Lungu’s job won’t be easy. He must quickly negotiate an aid package from the International Monetary Fund that could top $1.2 billion and will probably require cuts in energy and farm subsidies that helped push the budget deficit to nearly 10 percent of gross domestic product last year. Zambia, which depends on copper for more than 70 percent of its export earnings, is among a number of African countries that are struggling after commodity prices plunged, leading to weakened currencies and gaping budget shortfalls. Economic expansion slowed to 3.2 percent last year from 5 percent in 2014.
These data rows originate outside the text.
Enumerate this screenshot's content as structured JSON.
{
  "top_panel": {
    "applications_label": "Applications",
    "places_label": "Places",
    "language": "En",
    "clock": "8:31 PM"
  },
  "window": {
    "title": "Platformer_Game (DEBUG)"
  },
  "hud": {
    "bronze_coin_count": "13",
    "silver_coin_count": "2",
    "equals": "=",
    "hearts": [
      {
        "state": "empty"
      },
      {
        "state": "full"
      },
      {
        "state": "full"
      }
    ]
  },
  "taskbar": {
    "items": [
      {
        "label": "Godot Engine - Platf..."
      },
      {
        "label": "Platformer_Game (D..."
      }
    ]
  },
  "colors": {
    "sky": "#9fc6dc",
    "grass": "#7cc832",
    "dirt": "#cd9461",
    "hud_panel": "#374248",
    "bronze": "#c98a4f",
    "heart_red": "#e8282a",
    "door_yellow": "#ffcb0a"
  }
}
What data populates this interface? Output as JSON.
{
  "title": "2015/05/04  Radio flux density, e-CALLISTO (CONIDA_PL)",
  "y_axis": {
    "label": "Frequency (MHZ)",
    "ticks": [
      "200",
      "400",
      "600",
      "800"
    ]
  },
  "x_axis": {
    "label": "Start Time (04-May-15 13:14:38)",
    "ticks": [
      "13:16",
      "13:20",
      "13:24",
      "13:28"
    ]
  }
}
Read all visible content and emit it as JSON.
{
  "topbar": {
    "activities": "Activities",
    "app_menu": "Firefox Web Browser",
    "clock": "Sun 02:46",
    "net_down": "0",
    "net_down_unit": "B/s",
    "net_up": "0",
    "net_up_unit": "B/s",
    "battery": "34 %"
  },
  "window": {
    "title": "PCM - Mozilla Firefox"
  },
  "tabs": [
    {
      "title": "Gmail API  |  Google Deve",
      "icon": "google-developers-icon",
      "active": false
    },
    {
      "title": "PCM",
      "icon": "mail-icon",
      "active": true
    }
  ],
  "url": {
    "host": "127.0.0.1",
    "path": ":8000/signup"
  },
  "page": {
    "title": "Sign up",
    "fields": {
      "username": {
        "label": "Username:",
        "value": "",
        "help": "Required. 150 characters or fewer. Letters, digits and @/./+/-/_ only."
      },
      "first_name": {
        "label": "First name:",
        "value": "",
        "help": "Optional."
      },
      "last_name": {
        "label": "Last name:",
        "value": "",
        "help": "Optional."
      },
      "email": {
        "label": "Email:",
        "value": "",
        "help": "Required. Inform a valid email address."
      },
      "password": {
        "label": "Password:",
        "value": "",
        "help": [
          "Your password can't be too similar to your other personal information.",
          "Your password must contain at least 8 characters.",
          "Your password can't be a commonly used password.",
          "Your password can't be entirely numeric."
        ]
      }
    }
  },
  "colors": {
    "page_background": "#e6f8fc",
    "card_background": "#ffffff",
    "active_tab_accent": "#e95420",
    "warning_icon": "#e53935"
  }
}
The government borrowed about $500 million from the central bank in bridge loans to plug the deficit this year, according to S&P Global Ratings. In March, the finance ministry said it would seek aid from the IMF, but formal talks were put off until after the elections.
“Definitely it’s going to be quite tough,” Irmgard Erasmus, an economist at NKC African Economics in Paarl, north of Cape Town, said by phone. “He’s looking at quite a difficult term. They need to do more than just talk the talk with regards to fiscal consolidation.”
Lungu was re-elected by a margin of 50.4 percent to 47.6 percent for Hakainde Hichilema in an Aug. 11 vote that the opposition has tried and failed to contest in the courts. Lungu first became president in January last year after winning the ballot to replace Michael Sata, who died in office.
“There is no time and latitude to settle scores,” Lungu said. “We’ve got work to do. Let us seize the opportunity to rise above the different points of view that divided us during campaigns.”
The kwacha fell for an eighth day in nine on Tuesday and was 0.6 percent weaker at 10.085 per dollar by 11:16 a.m. in Lusaka. Yields on Zambia’s $1 billion of 2024 bonds fell for the first time in three days, dropping six basis points to 8.74 percent.
Foreign exchange reserves fell to $2.4 billion by the end of June, the lowest level in four years, from $3.9 billion in July last year. Interest payments on the $3 billion in Eurobonds Zambia has sold since 2012 have eroded the reserves, as have the energy and farm subsidies. Selling fuel and power for less than government buys it for could cost the country $660 million annually, according to the IMF.
In reducing subsidies, Lungu’s government will also need to take into account an inflation rate that’s hovering close to 20 percent.
“My administration will not leave anyone behind,” he said. “Every region in the country and all Zambians are entitled to receive the benefits of development.”